Today (7 November) marks seven years since Canadian singer-songwriter Leonard Cohen truly was “ready, my Lord”.
It’s also the 80th birthday of Helen Garner, the Australian true-crime novelist behind Monkey Grip, The Children’s Bach, This House of Grief, and others.
These two noteworthy anniversaries haven’t been lost on Canberra folk artist Fred Smith, who has written songs to honour their legacies. ‘Lenny’ and ‘Hel’ are included in his new album Look, described as walking a “nice line between reverence and piss take”.
Fred released his first album in 1998, entitled Soapbox, which has sold about 3000 copies in Canberra to become “a bit of a local success”.
He has also featured on the ABC’s Australian Story and published a book called The Dust of Uruzgan, inspired by his many stints in Afghanistan as a political officer “engaging with tribal leaders and provincial government officials”.
He returned to the Australian embassy in Afghanistan in 2020 and again in 2021 to assist with the US Army’s evacuation of Kabul.
These experiences have become a major source of inspiration for his songwriting. Throughout August 2022, for instance, he toured southeast Australia with ‘Gates of KIA’, a song about the anniversary of the fall of Afghanistan to the Taliban.
“I’ve spent much of the last two years very focused on telling the Afghanistan story,” he says.
“But Look marks a real transition away from all that.”
Fred has long been a fan of Helen Garner’s writing and her “real gift for observation”.
“She doesn’t take on anything particularly remarkable, but she pays attention to the world very carefully and describes it very honestly, and that’s all it takes to make good art.”
He first encountered Leonard Cohen while working as a waiter on a cruise ship in the Hawaiian islands when he was 18.
“Another waiter there, an old Mexican guy, took it upon himself to provide with me a cultural education – he gave me a copy of Victor Hugo’s Les Misérables, a copy of War and Peace, a brochure from an East German holiday camp, and a Leonard Cohen cassette,” Fred recalls.
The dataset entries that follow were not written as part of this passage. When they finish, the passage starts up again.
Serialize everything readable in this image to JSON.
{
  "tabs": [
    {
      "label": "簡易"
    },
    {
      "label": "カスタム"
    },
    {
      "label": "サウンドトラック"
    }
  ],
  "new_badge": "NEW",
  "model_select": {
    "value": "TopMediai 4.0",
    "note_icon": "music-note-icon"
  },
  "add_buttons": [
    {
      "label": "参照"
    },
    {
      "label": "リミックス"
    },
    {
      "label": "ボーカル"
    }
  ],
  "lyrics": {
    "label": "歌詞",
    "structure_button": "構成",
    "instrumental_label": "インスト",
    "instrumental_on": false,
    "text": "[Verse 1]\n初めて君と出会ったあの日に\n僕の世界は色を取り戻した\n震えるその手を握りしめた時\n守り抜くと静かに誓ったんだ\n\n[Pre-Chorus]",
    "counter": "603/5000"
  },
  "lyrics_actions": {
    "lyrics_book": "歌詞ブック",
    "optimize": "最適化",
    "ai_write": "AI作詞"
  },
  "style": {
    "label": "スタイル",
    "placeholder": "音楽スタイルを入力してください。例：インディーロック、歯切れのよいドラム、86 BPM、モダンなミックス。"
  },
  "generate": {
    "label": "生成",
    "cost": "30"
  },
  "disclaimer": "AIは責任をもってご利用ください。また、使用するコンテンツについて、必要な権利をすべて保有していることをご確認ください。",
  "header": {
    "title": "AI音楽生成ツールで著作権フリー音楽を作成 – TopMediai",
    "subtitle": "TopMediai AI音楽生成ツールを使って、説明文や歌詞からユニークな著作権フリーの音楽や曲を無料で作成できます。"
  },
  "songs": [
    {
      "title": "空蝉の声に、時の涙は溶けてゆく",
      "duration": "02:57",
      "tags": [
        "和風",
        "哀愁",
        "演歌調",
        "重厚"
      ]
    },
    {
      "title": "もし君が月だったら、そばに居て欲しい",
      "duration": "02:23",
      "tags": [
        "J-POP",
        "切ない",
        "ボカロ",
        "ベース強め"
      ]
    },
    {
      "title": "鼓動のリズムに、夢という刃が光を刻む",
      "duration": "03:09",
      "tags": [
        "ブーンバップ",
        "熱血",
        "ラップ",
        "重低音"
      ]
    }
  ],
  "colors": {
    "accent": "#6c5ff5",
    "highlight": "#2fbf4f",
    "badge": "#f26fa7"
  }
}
“I started listening to this stuff, and it didn’t make an immediate impact, but about a year later, it sank in. I’m not the first to have fallen for the songs of Leonard Cohen – he seems to be a power who understands our longings and drives, irrational as they may be.”
Work on a single to celebrate Cohen’s life started in 2004. It’s finally complete and wrapped up in Look. This name, believe it or not, was inspired by the road-surface safety markings near Canberra’s light-rail tracks.
“I was telling my photographer Jeff Dunn how I didn’t have any ideas, and he said, ‘Oh, I know a really cool shot in front of the tram’ … So we dressed up and took the shot and the concrete just happened to have the word ‘Look’ on the front, and there was no way of getting that out of the photo. So we thought, ‘Well, there it is’.”
Fred describes the lead single, ‘Crisis’, as a “gentle piss-take on my career as a songwriter and folk singer in Canberra”.
“An upbeat zeitgeist-tickling Rumba tune, inspired by the last three years that have seemed to be a rolling series of crises around the world.”
Another song captures what it’s like to spend three lockdowns cooped up in a hotel in Afghanistan.
Fred will spend the next few months “touring the shit out of it” through Melbourne, Bundanoon, Braidwood, and here in Canberra on Saturday, 25 November at The Street Theatre. He says “people are really warming to the songs”.
“So many people have been touched by Leonard Cohen’s writing, and I think it really resonates now. There’s a lot in the new album people are responding to – meditations on mortality, but with a humour to it as well people seem to resonate with too.”